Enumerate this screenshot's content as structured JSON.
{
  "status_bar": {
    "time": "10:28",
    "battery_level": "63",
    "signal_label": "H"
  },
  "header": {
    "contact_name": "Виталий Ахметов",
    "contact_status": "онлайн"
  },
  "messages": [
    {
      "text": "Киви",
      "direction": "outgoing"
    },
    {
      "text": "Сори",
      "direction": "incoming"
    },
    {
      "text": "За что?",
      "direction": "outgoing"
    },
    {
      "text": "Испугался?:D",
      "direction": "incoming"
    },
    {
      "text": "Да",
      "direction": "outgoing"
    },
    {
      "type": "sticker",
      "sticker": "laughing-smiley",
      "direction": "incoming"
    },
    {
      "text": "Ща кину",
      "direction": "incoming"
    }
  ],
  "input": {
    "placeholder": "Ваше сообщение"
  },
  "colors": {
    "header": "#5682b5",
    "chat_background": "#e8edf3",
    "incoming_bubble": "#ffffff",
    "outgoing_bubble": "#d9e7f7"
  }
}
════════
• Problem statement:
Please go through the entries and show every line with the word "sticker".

• Written answer:
      "type": "sticker",
      "sticker": "laughing-smiley",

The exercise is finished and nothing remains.